If things go like they have for the Huskies and Cardinal, Coleman and Gaskin in the power run could be cruel and effective. The Dawgs being able to ram the ball throw through the front seven probably won’t wear down Stanford like it wears down some teams, but it will still likely be a powerful game plan for the Huskies to follow. The Cardinal’s struggles against the ground means, if Washington has patience in that unit, they could control the game starting sooner rather than later.
Furthermore, as we saw against USC, a run-heavy offense that’s still balanced can spell trouble for Stanford. Once the run gets full steam, the Trojans were able to do a lot of damage through the air as well. Washington probably won’t be as effective in that regard, but there should be at least a few mid-range pass plays that stand out as critical junctures left open by a strong rushing attack — if all goes to plan.
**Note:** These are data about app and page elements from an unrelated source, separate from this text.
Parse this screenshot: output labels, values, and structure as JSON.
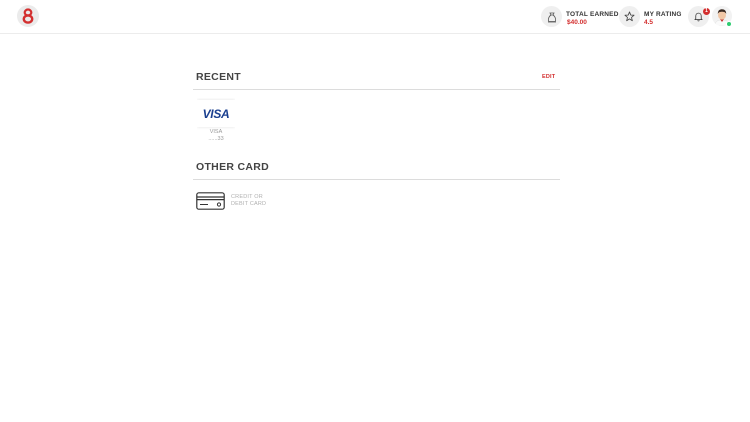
{
  "header": {
    "logo_glyph": "8",
    "total_earned": {
      "label": "TOTAL EARNED",
      "value": "$40.00",
      "icon": "money-bag-icon"
    },
    "my_rating": {
      "label": "MY RATING",
      "value": "4.5",
      "icon": "star-icon"
    },
    "notifications": {
      "count": "1",
      "icon": "bell-icon"
    },
    "avatar": {
      "status_color": "#2ecc71"
    }
  },
  "recent": {
    "title": "RECENT",
    "edit_label": "EDIT",
    "cards": [
      {
        "logo_text": "VISA",
        "brand": "VISA",
        "last_digits": "......33"
      }
    ]
  },
  "other": {
    "title": "OTHER CARD",
    "option_line1": "CREDIT OR",
    "option_line2": "DEBIT CARD"
  },
  "colors": {
    "accent": "#d32f2f",
    "visa_blue": "#1a3f8f",
    "divider": "#dcdcdc"
  }
}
On the other hand, we’ve seen how hard it is to win close matchups against these defensive backs. For the Huskies’ passing game to be effective will require a combination of things which, fortunately, the Dawgs control but which, unfortunately, they’ve had trouble with lately.
That is, Jake Browning has to be both incredibly smart without sacrificing decisiveness, the latter of which he’s had some trouble with so far. As has been demonstrated, Stanford’s secondary makes any quarterback pay for making ill-advised throws. A tight coverage battle against these guys almost always seems to be a losing battle.
Not only does Jake have to bring those traits with him, but the receivers have to be precise route-runners and, when it comes down to it, physical. Justin Reid and, to a lesser extent, Meeks, could make the Dawgs’ passing game look absolutely silly if they don’t do these things.
The matchup of Washington’s offense against Stanford’s defense should be fun for both fanbases (though hopefully more fun for those of us in the PNW); Washington’s running strength goes up against Stanford’s running weakness, while Washington’s passing not-quite-weakness-but-definitely-not-a-strength goes up against Stanford’s almost-certainly-a-strength secondary.
So while it will be fun for both sides of us to watch, that also means both sides should have some moments of pulling their hair out.
As always, any lurking Cardinal fans feel free to chime in with your thoughts.
Do good things, don’t do bad things, and bow down to Washington.